Sports Leagues React to PASPA Overturn, Imminent Legal Sports Betting
The talk of the sports and gambling worlds this week has been yesterday’s 6-3 decision by the United States Supreme Court to strike down the Professional and Amateur Sports Protection Act of 1992 (PASPA), opening the door for states to legalize and regulate sports betting. It is expected that a handful of states, most notably New Jersey, will get sports betting up and running within weeks, while many more states may start hurrying up their own legislation.
The “enemies” of sports betting over the last decade and a half have been the four professional sports leagues (NBA, MLB, NFL, and NHL) plus the NCAA. They were the ones who lobbied Congress to enact PASPA and they were the ones who sued New Jersey whenever the state would make a move to legalize the pastime. Now that the Supreme Court has made its ruling, it should be interesting to see what the leagues do in the near future. Yesterday, they all issued short statements on the matter and contrary to what some people have thought, it does not look like – at least on the surface – that they have any near-term plans on fighting the gaming industry.
“Today’s decision by the Supreme Court opens the door for states to pass laws legalizing sports betting,” NBA Commissioner Adam Silver said in his statement. “We remain in favor of a federal framework that would provide a uniform approach to sports gambling in states that choose to permit it, but we will remain active in ongoing discussions with state legislatures. Regardless of the particulars of any future sports betting law, the integrity of our game remains our highest priority.”
This is largely consistent with what Silver has said in the past; he has been the most outspoken league commissioner in favor of legalized sports betting, though he prefers federal regulation instead of state-by-state. Silver has said and written that since fans enjoy placing bets on sports and it has worked just fine in Europe, he would like the NBA to be able to take advantage of that somehow, provided strong federal regulations and safeguards are in place.
The NFL and its commissioner Roger Goodell have long pretended that they are against sports betting, though we all know that gambling and fantasy sports drive a large portion of the interest in the league. The NFL provided its statement yesterday:
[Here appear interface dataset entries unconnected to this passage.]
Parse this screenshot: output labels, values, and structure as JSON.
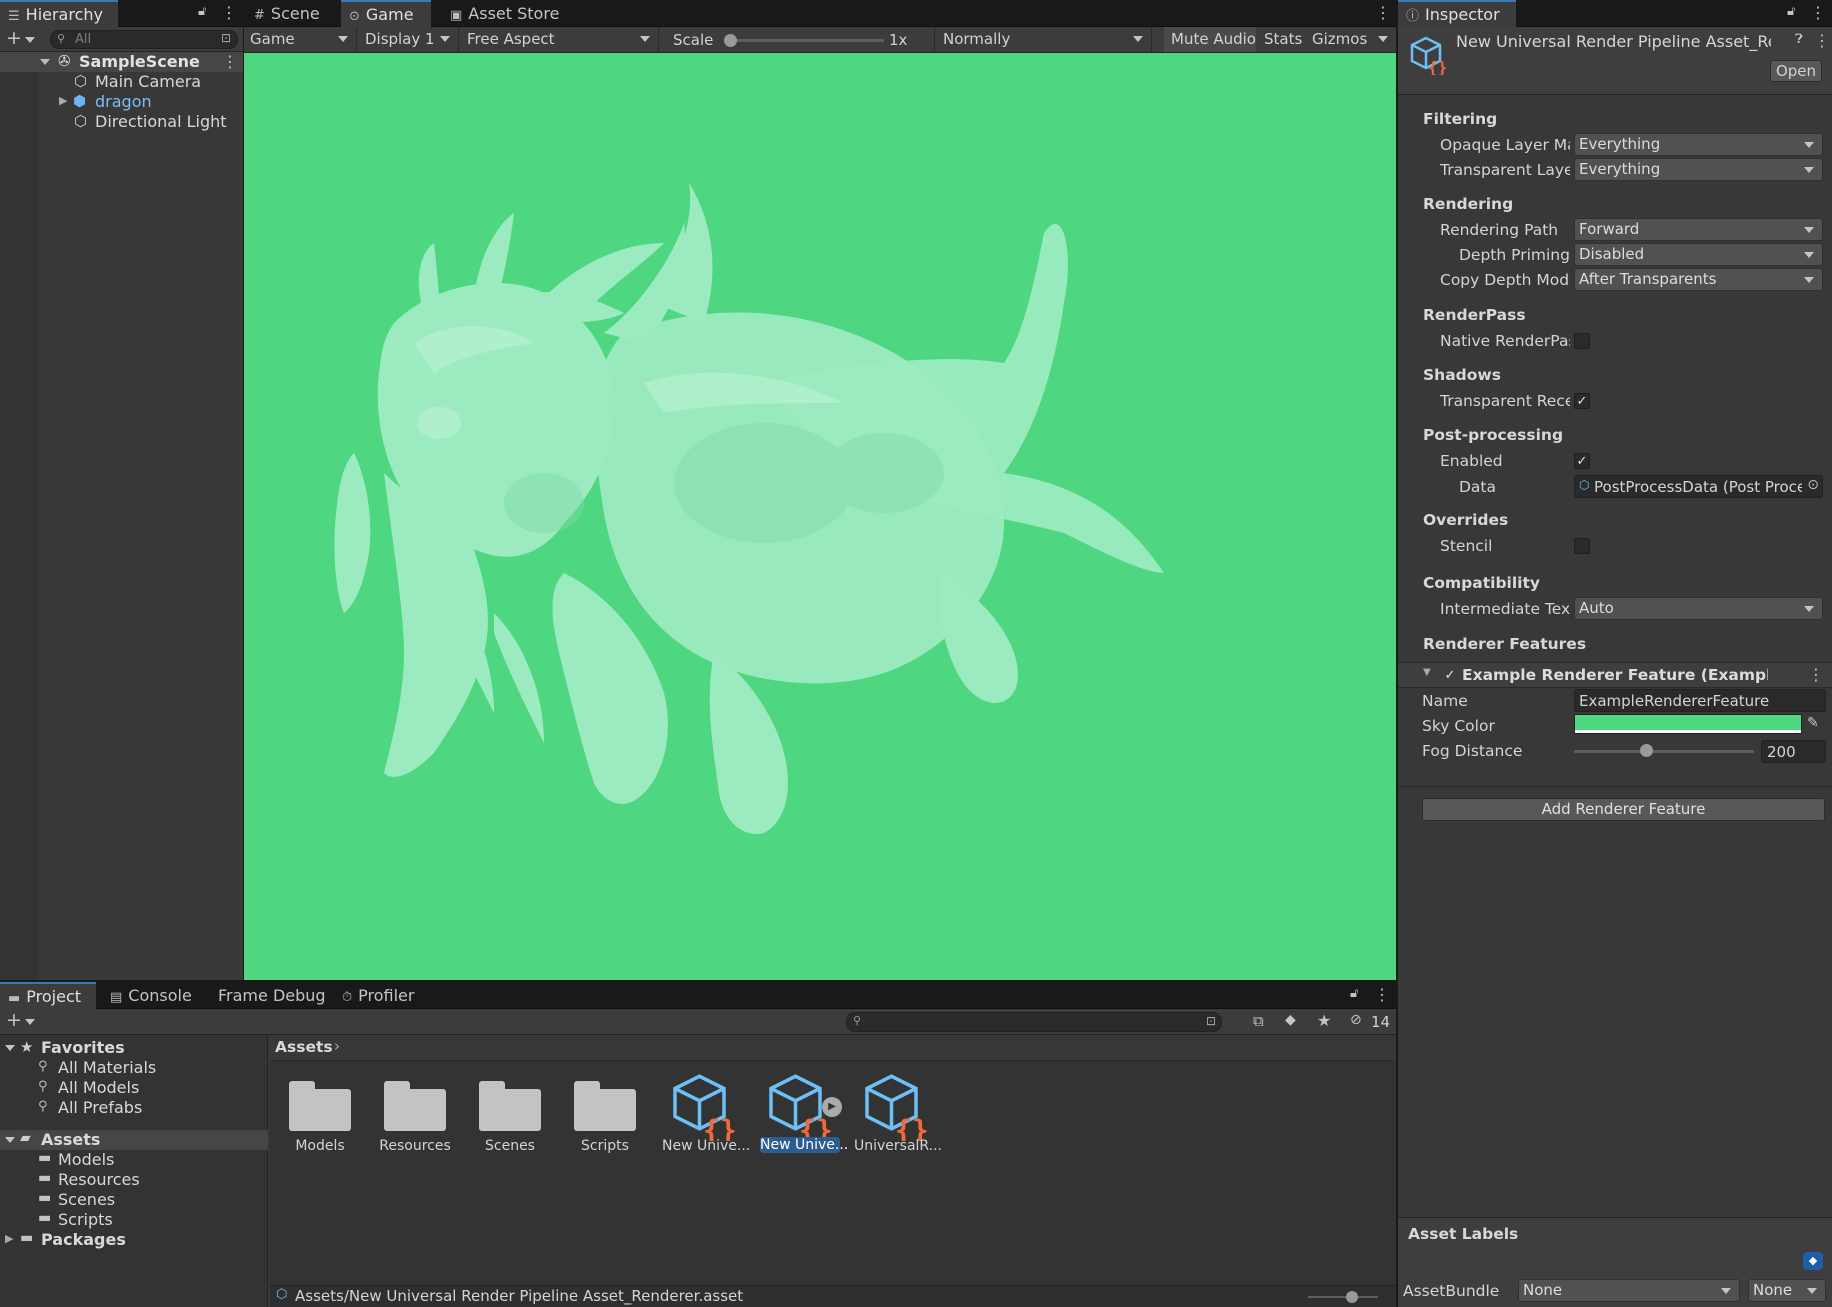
{
  "hierarchy": {
    "tab_label": "Hierarchy",
    "search_placeholder": "All",
    "scene_name": "SampleScene",
    "items": [
      {
        "label": "Main Camera"
      },
      {
        "label": "dragon"
      },
      {
        "label": "Directional Light"
      }
    ]
  },
  "center_tabs": {
    "scene": "Scene",
    "game": "Game",
    "asset_store": "Asset Store"
  },
  "game_toolbar": {
    "view_mode": "Game",
    "display": "Display 1",
    "aspect": "Free Aspect",
    "scale_label": "Scale",
    "scale_value": "1x",
    "play_focus": "Normally",
    "mute_audio": "Mute Audio",
    "stats": "Stats",
    "gizmos": "Gizmos"
  },
  "game_view": {
    "background_color": "#4fd680",
    "model_color": "#9cebc0"
  },
  "inspector": {
    "tab_label": "Inspector",
    "asset_title": "New Universal Render Pipeline Asset_Rer",
    "open_button": "Open",
    "sections": {
      "filtering": "Filtering",
      "rendering": "Rendering",
      "renderpass": "RenderPass",
      "shadows": "Shadows",
      "post_processing": "Post-processing",
      "overrides": "Overrides",
      "compatibility": "Compatibility",
      "renderer_features": "Renderer Features"
    },
    "fields": {
      "opaque_layer_label": "Opaque Layer Ma",
      "opaque_layer_value": "Everything",
      "transparent_layer_label": "Transparent Layer",
      "transparent_layer_value": "Everything",
      "rendering_path_label": "Rendering Path",
      "rendering_path_value": "Forward",
      "depth_priming_label": "Depth Priming M",
      "depth_priming_value": "Disabled",
      "copy_depth_label": "Copy Depth Mode",
      "copy_depth_value": "After Transparents",
      "native_renderpass_label": "Native RenderPas",
      "native_renderpass_checked": false,
      "transparent_receive_label": "Transparent Rece",
      "transparent_receive_checked": true,
      "pp_enabled_label": "Enabled",
      "pp_enabled_checked": true,
      "pp_data_label": "Data",
      "pp_data_value": "PostProcessData (Post Proce",
      "stencil_label": "Stencil",
      "stencil_checked": false,
      "intermediate_label": "Intermediate Text",
      "intermediate_value": "Auto"
    },
    "feature": {
      "title": "Example Renderer Feature (Example Renc",
      "enabled": true,
      "name_label": "Name",
      "name_value": "ExampleRendererFeature",
      "sky_color_label": "Sky Color",
      "sky_color_value": "#4fd680",
      "fog_distance_label": "Fog Distance",
      "fog_distance_value": "200",
      "fog_distance_fraction": 0.4
    },
    "add_feature_button": "Add Renderer Feature",
    "asset_labels": "Asset Labels",
    "assetbundle_label": "AssetBundle",
    "assetbundle_value": "None",
    "assetbundle_variant": "None"
  },
  "bottom_tabs": {
    "project": "Project",
    "console": "Console",
    "frame_debug": "Frame Debug",
    "profiler": "Profiler"
  },
  "project": {
    "hidden_count": "14",
    "favorites_label": "Favorites",
    "favorites": [
      {
        "label": "All Materials"
      },
      {
        "label": "All Models"
      },
      {
        "label": "All Prefabs"
      }
    ],
    "assets_label": "Assets",
    "asset_folders": [
      {
        "label": "Models"
      },
      {
        "label": "Resources"
      },
      {
        "label": "Scenes"
      },
      {
        "label": "Scripts"
      }
    ],
    "packages_label": "Packages",
    "breadcrumb": "Assets",
    "grid_items": [
      {
        "label": "Models"
      },
      {
        "label": "Resources"
      },
      {
        "label": "Scenes"
      },
      {
        "label": "Scripts"
      },
      {
        "label": "New Unive..."
      },
      {
        "label": "New Unive..."
      },
      {
        "label": "UniversalR..."
      }
    ],
    "status_path": "Assets/New Universal Render Pipeline Asset_Renderer.asset"
  }
}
The NFL’s long-standing and unwavering commitment to protecting the integrity of our game remains absolute. Congress has long-recognized the potential harms posed by sports betting to the integrity of sporting contests and the public confidence in these events. Given that history, we intend to call on Congress again, this time to enact a core regulatory framework for legalized sports betting. We also will work closely with our clubs to ensure that any state efforts that move forward in the meantime protect our fans and the integrity of our game.
There’s that word “integrity” again, the word that the leagues always use when arguing against sports betting. I’ve written about this before and may again this week, so I won’t get into it here, but their line is bullshit.
Major League Baseball also mentioned integrity.
“As each state considers whether to allow sports betting, we will continue to seek the proper protections for our sport, in partnership with other professional sports,” MLB said. “Our most important priority is protecting the integrity of our games. We will continue to support legislation that creates air-tight coordination and partnerships between the state, the casino operators and the governing bodies in sports toward that goal.”
The NHL actually seems rather unmoved by the whole thing:
The Supreme Court’s decision today paves the way to an entirely different landscape – one in which we have not previously operated. We will review our current practices and policies and decide whether adjustments are needed, and if so, what those adjustments will look like.
It’s important to emphasize that the Supreme Court’s decision has no immediate impact on existing League rules relating to sports wagering, and particularly, wagering involving NHL games. So, while changes may be considered in the future, today’s decision does not directly impact the operation of the League or any of our Clubs in the short term.
And then there is the NCAA, which traditionally takes the most exception to sports betting, as it feels the activity is particularly fearsome when it comes to the “integrity of the games.” The stance, while overblown, is actually reasonable in relation to the professional leagues, as a student-athlete, who doesn’t make any money, would logically be more easily tempted by gambling money than would a professional athlete who makes millions of dollars a year.
“Today the United States Supreme Court issued a clear decision that PASPA is unconstitutional, reversing the lower courts that held otherwise, said NCAA chief legal officer Donald Remy in a rather subdued statement. “While we are still reviewing the decision to understand the overall implications to college sports, we will adjust sports wagering and championship policies to align with the direction from the court.”